Another striking difference is the value of the kwacha to the pound. When I visited with school, the exchange rate was around 270-280kwa to the pound. I would regularly think that something sounded so expensive when it was 600kwa, but would quickly remember that this was less than £2. Today, the exchange rate is around 500-520kwa to the pound. Despite only spending four weeks in Malawi previously, I still find this hard to remember and when items are priced at 1000kwa it takes a moment to remember that this is still only around £2. Further to this, the cost of living has also gone up. Previously, a glass bottle of coke would cost the equivalent of ~10p today; it costs the equivalent of ~25p. I have no idea if wages have changed to compensate for this increase in cost and it is difficult to judge as the wealth of the regions appear to be quite different. However, it would still appear that to purchase a glass bottle of coke is an expensive purchase for the rural villagers. Although, when I visited before, it was cheaper to buy soft drinks such as Coke, Fanta and Sprite that it was to buy water. Today, whilst water is still slightly more expensive, prices are far more comparable. In addition to the value of the kwacha to the pound, Malawi has also changed their notes since I visited last. Consequently, I still have money as a memento of my previous trip as they stopped excepting them in May of this year.
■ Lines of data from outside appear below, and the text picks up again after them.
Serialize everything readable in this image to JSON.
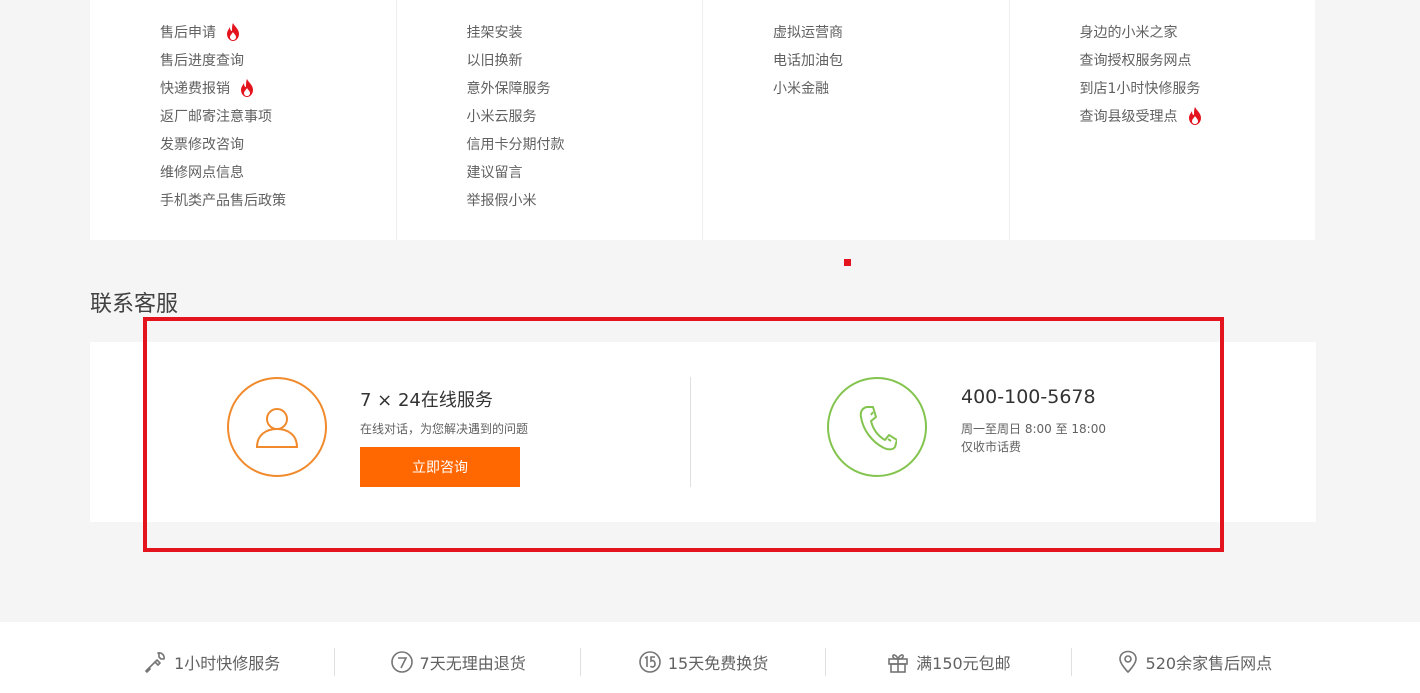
{
  "links": {
    "columns": [
      [
        {
          "label": "售后申请",
          "hot": true
        },
        {
          "label": "售后进度查询",
          "hot": false
        },
        {
          "label": "快递费报销",
          "hot": true
        },
        {
          "label": "返厂邮寄注意事项",
          "hot": false
        },
        {
          "label": "发票修改咨询",
          "hot": false
        },
        {
          "label": "维修网点信息",
          "hot": false
        },
        {
          "label": "手机类产品售后政策",
          "hot": false
        }
      ],
      [
        {
          "label": "挂架安装",
          "hot": false
        },
        {
          "label": "以旧换新",
          "hot": false
        },
        {
          "label": "意外保障服务",
          "hot": false
        },
        {
          "label": "小米云服务",
          "hot": false
        },
        {
          "label": "信用卡分期付款",
          "hot": false
        },
        {
          "label": "建议留言",
          "hot": false
        },
        {
          "label": "举报假小米",
          "hot": false
        }
      ],
      [
        {
          "label": "虚拟运营商",
          "hot": false
        },
        {
          "label": "电话加油包",
          "hot": false
        },
        {
          "label": "小米金融",
          "hot": false
        }
      ],
      [
        {
          "label": "身边的小米之家",
          "hot": false
        },
        {
          "label": "查询授权服务网点",
          "hot": false
        },
        {
          "label": "到店1小时快修服务",
          "hot": false
        },
        {
          "label": "查询县级受理点",
          "hot": true
        }
      ]
    ]
  },
  "contact": {
    "section_title": "联系客服",
    "online": {
      "title": "7 × 24在线服务",
      "desc": "在线对话，为您解决遇到的问题",
      "button": "立即咨询",
      "icon": "user-icon"
    },
    "phone": {
      "number": "400-100-5678",
      "hours": "周一至周日 8:00 至 18:00",
      "fee": "仅收市话费",
      "icon": "phone-icon"
    }
  },
  "footer": {
    "items": [
      {
        "label": "1小时快修服务",
        "icon": "wrench-icon"
      },
      {
        "label": "7天无理由退货",
        "icon": "seven-day-icon"
      },
      {
        "label": "15天免费换货",
        "icon": "fifteen-day-icon"
      },
      {
        "label": "满150元包邮",
        "icon": "gift-icon"
      },
      {
        "label": "520余家售后网点",
        "icon": "location-icon"
      }
    ]
  },
  "colors": {
    "accent": "#ff6700",
    "highlight": "#e4141e",
    "online_ring": "#f08a2c",
    "phone_ring": "#83c44e"
  }
}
The notes used to be much bigger and varied in size depending on their value. Today, they are all uniform size.
Furthermore, the region I visited in the past was fairly rural and relied quite heavily on fishing in Lake Malawi and sugar cane farming for their income. The area had a large sugar factory, which I was lucky enough to visit, that had fields and fields of irrigated sugar cane. In the villages I visited, there appeared to be mainly subsistence farming. I was lucky enough to sit with a group of people as we took the maize off the cob ready to grind into flour. I spent most of my time off the beaten track in the bush, moving bricks from kilns and transporting them to schools that were located away from the villages so as to be positioned centrally. Today, the area I am visiting is more urban, with a University nearby. The villages rely on farming for their income and it is focused around rice and maize. However, all the villages so far appear to have a diverse range of crops and, even livestock, for additional income and subsistence. Schools are also often located within the villages we are visiting. Consequently, the villages I am currently visiting appear to be wealthier than where I visited previously. However, I do not feel I have been able to get to know the areas as well due to conducting focused research.
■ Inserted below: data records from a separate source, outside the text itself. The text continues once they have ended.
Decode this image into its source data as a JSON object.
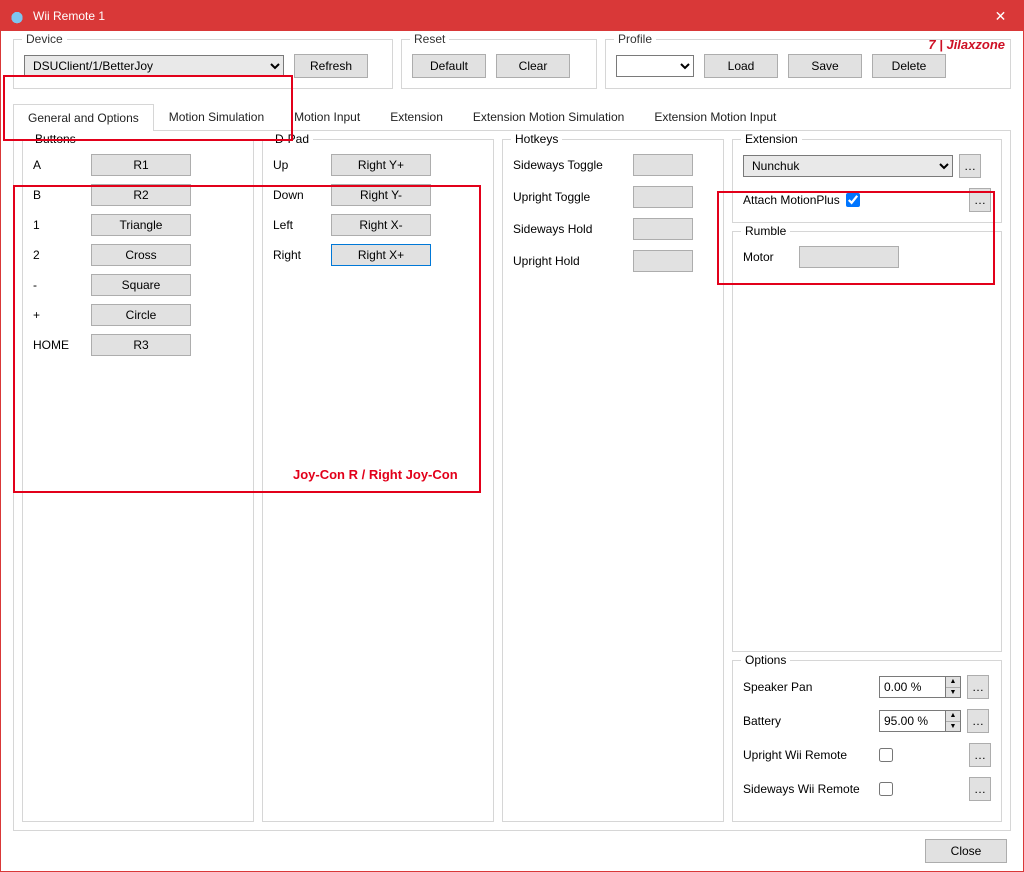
{
  "titlebar": {
    "title": "Wii Remote 1"
  },
  "watermark": "7 | Jilaxzone",
  "device": {
    "label": "Device",
    "selected": "DSUClient/1/BetterJoy",
    "refresh": "Refresh"
  },
  "reset": {
    "label": "Reset",
    "default": "Default",
    "clear": "Clear"
  },
  "profile": {
    "label": "Profile",
    "load": "Load",
    "save": "Save",
    "delete": "Delete"
  },
  "tabs": [
    "General and Options",
    "Motion Simulation",
    "Motion Input",
    "Extension",
    "Extension Motion Simulation",
    "Extension Motion Input"
  ],
  "buttons": {
    "title": "Buttons",
    "rows": [
      {
        "lbl": "A",
        "val": "R1"
      },
      {
        "lbl": "B",
        "val": "R2"
      },
      {
        "lbl": "1",
        "val": "Triangle"
      },
      {
        "lbl": "2",
        "val": "Cross"
      },
      {
        "lbl": "-",
        "val": "Square"
      },
      {
        "lbl": "+",
        "val": "Circle"
      },
      {
        "lbl": "HOME",
        "val": "R3"
      }
    ]
  },
  "dpad": {
    "title": "D-Pad",
    "rows": [
      {
        "lbl": "Up",
        "val": "Right Y+"
      },
      {
        "lbl": "Down",
        "val": "Right Y-"
      },
      {
        "lbl": "Left",
        "val": "Right X-"
      },
      {
        "lbl": "Right",
        "val": "Right X+"
      }
    ]
  },
  "hotkeys": {
    "title": "Hotkeys",
    "rows": [
      "Sideways Toggle",
      "Upright Toggle",
      "Sideways Hold",
      "Upright Hold"
    ]
  },
  "extension": {
    "title": "Extension",
    "selected": "Nunchuk",
    "attach_label": "Attach MotionPlus",
    "attach_checked": true
  },
  "rumble": {
    "title": "Rumble",
    "motor": "Motor"
  },
  "options": {
    "title": "Options",
    "speaker_label": "Speaker Pan",
    "speaker_val": "0.00 %",
    "battery_label": "Battery",
    "battery_val": "95.00 %",
    "upright_label": "Upright Wii Remote",
    "sideways_label": "Sideways Wii Remote"
  },
  "footer": {
    "close": "Close"
  },
  "annot": {
    "joycon": "Joy-Con R / Right Joy-Con"
  }
}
Another difference between the regions is the facilities available. Zomba is lined with bakeries, clothes shops, chain-stores and even contains a permanent market. It also has medical centres, restaurants, numerous banks and more petrol stations in a mile long stretch than fast food chains in a UK city centre. Due to it being such a busy region with a university, there are many white faces and our group is not a novelty. Further from the centre of town, the roads are lined with many little tuck-shops and bustling markets. Dawangwa, on the other hand, was virtually empty in comparison offering only one grocery store and a modest market two days a week with no petrol stations or bakeries. It was not a very touristy area and people frequently thought we were painting ourselves white when putting on sun-cream as they rarely saw white people. However, in both regions, the rural populations still shout “mzungu” after us as we drive through.
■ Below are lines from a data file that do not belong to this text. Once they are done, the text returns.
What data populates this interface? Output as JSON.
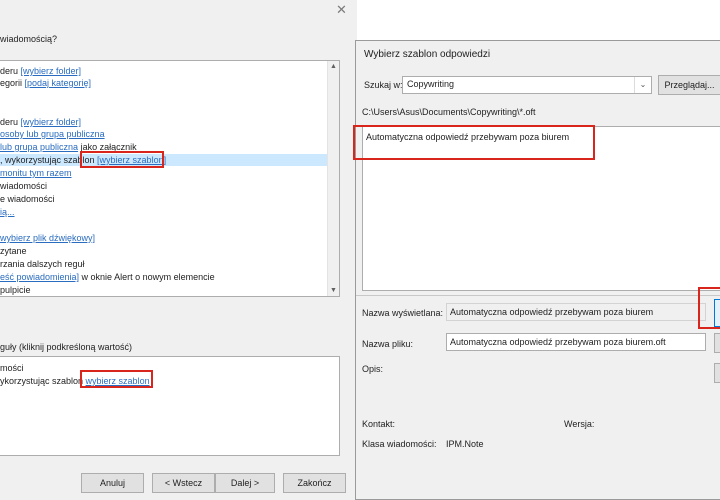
{
  "rules_wizard": {
    "question": "wiadomością?",
    "step1_items": [
      {
        "prefix": "deru ",
        "link": "[wybierz folder]",
        "suffix": ""
      },
      {
        "prefix": "egorii ",
        "link": "[podaj kategorię]",
        "suffix": ""
      },
      {
        "prefix": "deru ",
        "link": "[wybierz folder]",
        "suffix": ""
      },
      {
        "prefix": "",
        "link": "osoby lub grupa publiczna",
        "suffix": ""
      },
      {
        "prefix": "",
        "link": "lub grupa publiczna",
        "suffix": " jako załącznik"
      },
      {
        "prefix": ", wykorzystując szablon ",
        "link": "[wybierz szablon]",
        "suffix": ""
      },
      {
        "prefix": "",
        "link": "monitu tym razem",
        "suffix": ""
      },
      {
        "prefix": "wiadomości",
        "link": "",
        "suffix": ""
      },
      {
        "prefix": "e wiadomości",
        "link": "",
        "suffix": ""
      },
      {
        "prefix": "",
        "link": "ią...",
        "suffix": ""
      },
      {
        "prefix": "",
        "link": "wybierz plik dźwiękowy]",
        "suffix": ""
      },
      {
        "prefix": "zytane",
        "link": "",
        "suffix": ""
      },
      {
        "prefix": "rzania dalszych reguł",
        "link": "",
        "suffix": ""
      },
      {
        "prefix": "",
        "link": "eść powiadomienia]",
        "suffix": " w oknie Alert o nowym elemencie"
      },
      {
        "prefix": "pulpicie",
        "link": "",
        "suffix": ""
      }
    ],
    "step2_label": "guły (kliknij podkreśloną wartość)",
    "step2_items": [
      {
        "prefix": "mości",
        "link": "",
        "suffix": ""
      },
      {
        "prefix": "ykorzystując szablon ",
        "link": "wybierz szablon",
        "suffix": ""
      }
    ],
    "buttons": {
      "cancel": "Anuluj",
      "back": "< Wstecz",
      "next": "Dalej >",
      "finish": "Zakończ"
    }
  },
  "template_dialog": {
    "title": "Wybierz szablon odpowiedzi",
    "look_in_label": "Szukaj w:",
    "look_in_value": "Copywriting",
    "browse_button": "Przeglądaj...",
    "path": "C:\\Users\\Asus\\Documents\\Copywriting\\*.oft",
    "files": [
      "Automatyczna odpowiedź przebywam poza biurem"
    ],
    "display_name_label": "Nazwa wyświetlana:",
    "display_name_value": "Automatyczna odpowiedź przebywam poza biurem",
    "file_name_label": "Nazwa pliku:",
    "file_name_value": "Automatyczna odpowiedź przebywam poza biurem.oft",
    "description_label": "Opis:",
    "contact_label": "Kontakt:",
    "version_label": "Wersja:",
    "message_class_label": "Klasa wiadomości:",
    "message_class_value": "IPM.Note"
  },
  "colors": {
    "highlight_box": "#d9261c",
    "link": "#2a6cbf",
    "selection": "#cce8ff"
  }
}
Despite the many differences between both places and time, the similarities are the most striking to me. I am pleased that the nostalgia from my previous trip is perfectly justified as many of my observations and experiences from Dawanga have been the same in Zomba. Nights are filled with avoiding mosquito bites and, dining on colourful and tasty African cuisine. Mornings are populated with monkeys waking you up whilst running on the roof and, cold showers to wake you up. However, the best similarities take place during the day. I am extremely fond of the “African Massage” that I have received twice a day, driving on bumpy roads on car seats with little padding. Villagers live in the most modest of houses, with the vast majority lacking access to electricity and running water. Many children walk bare foot, dressed in clothes with rips but their faces are nearly always fixed with a smile. The villages have a great sense of community and treat people with the greatest respect and politeness. They are always pleased to greet us and, are eager to provide us with new knowledge.
As a nation that appears to have so little in comparison to us, they are some of the most happy and inspiring people you could meet. They work hard to obtain what they can and appear to be so pleased with the little they do gain despite the hard effort. They are humble and generous and I am pleased to see that Malawi still lives up to its name as the warm heart of Africa.